Despite opposition from scores of parents, the Alameda Unified School District Board of Education on Tuesday night voted to shutter Donald D. Lum Elementary School in June on grounds that the campus is ill-equipped to sustain earthquakes and poses an “enormous” danger to students.
Students currently attending the school will likely be scattered to nearby elementary schools next fall, although specific resettling plans have not been finalized. The school will be closed "indefinitely," according to the passed resolution.
Clad in red, the school’s color, parents and kids packed City Hall chambers at 6 p.m. for the vote. For more than three hours, they futilely demanded that the school board keep Lum open while additional engineers conduct reports on school’s the structural integrity. More than 1,200 people signed a petition and 46 people sent emails opposing the closure, according to city staff.
The board members, some of whom have former ties to the campus, said closing the school weighed heavily on their minds since receiving the damning seismic report in April. At least a dozen elementary school students begged them to change course during public comment, testimony that Superintendent Sean McPhetridge said he took to heart.
“This is a decision that is much bigger than any of us,” McPhetridge said, apologizing to the community. “This is not easy on you, and this is not easy on my colleagues. I wish things were different. I wish I did not know what I know, but it is my legal, moral and professional obligation to make the recommendation, and I stand by it.”
Rally for Lum Elementary at Alameda City Hall. Lum faces closure bc district says it's not earthquake safe. Parents want more research first pic.twitter.com/ugwK53xFYn
— Gillian Edevane (@GillianNBC) May 24, 2017
He acknowledged that the closure was tantamount to “breaking up the community,” but said he felt that there was no other option.
The district administration had recommended closing the school in April after a 1-page seismic report found that Lum’s sand-packed soils would render the campus unsafe in the event of a major earthquake. Test samples of the soil revealed that classrooms would sink and settle if a quake were to hit due to a weakening process that engineers call liquefaction.

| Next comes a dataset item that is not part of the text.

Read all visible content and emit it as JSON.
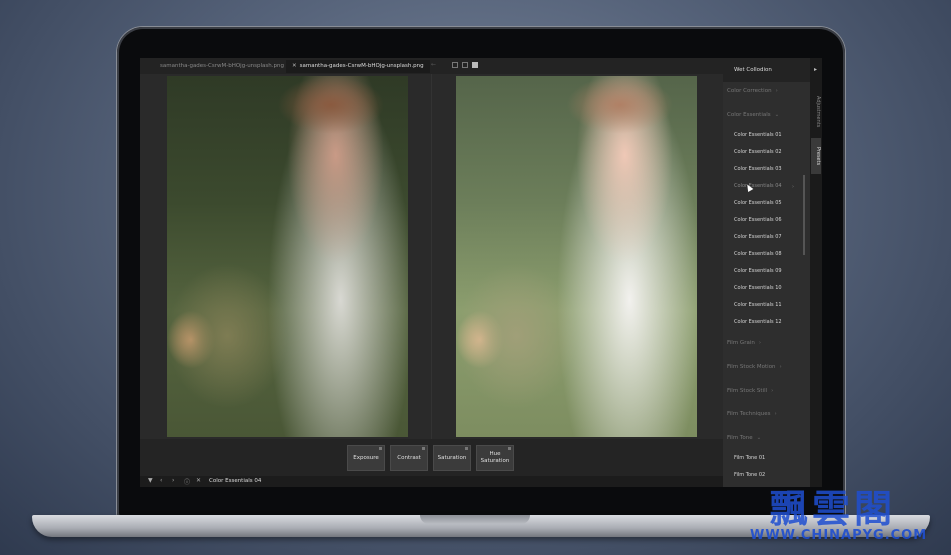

Alameda schools risk liquefaction if their foundations are put under extreme stress, but Lum is especially susceptible to it, according to engineers who presented a report to the board. Board trustee Jennifer Williams recalled Alameda Unified School District architect Mark Quattrocchi telling them keeping the school open was tantamount to “gambling” with student safety.
Parents have contested that report, conducted by ZFA Structural Engineers, and have produced their own experts.
Calin Smith, who works for a Berkeley-based engineering firm, told the board that there could be other options aside from closure, including extensive retrofitting. That process would cost hundreds of thousands of dollars and could take years or months, depending on the circumstances of the repairs.
Crestfallen after the meeting, parents and students described feeling gutted by the vote. With only two weeks left before school lets out for summer vacation, parents are left wondering which school their child will attend in the fall. It is expected that students will be scattered among several nearby campuses, including Edison, Franklin, Haight, Maya Lin, Paden and Otis elementary schools, according to district plans.
Martin Stoufer, whose daughter attends Lum Elementary, said he would accept closure if there had been a consensus among several qualified experts. He feels the school board didn’t go through that process.
“It all happened so quickly,” he said. “If there had been that consensus, we would be unhappy, but we’d accept it and everyone would understand. This isn’t that. It really feels like they’re trying to railroad this through.”
His daughter, Elinor, 10, doesn’t know where she will attend school for her final year in elementary. She said she hopes she can stay with her friends.
During public comment, several people reminded the trustees that they are elected officials and that the vote may hurt their chances at re-election.
That did not appear to impact trustees' decision.
“If something happened, I would not be able to live with myself if I could have moved students and I didn’t,” reasoned board Trustee Gray Harris, amid shouts from parents who condemned the school board’s decision. “It’s not an easy choice ... but it’s about their safety."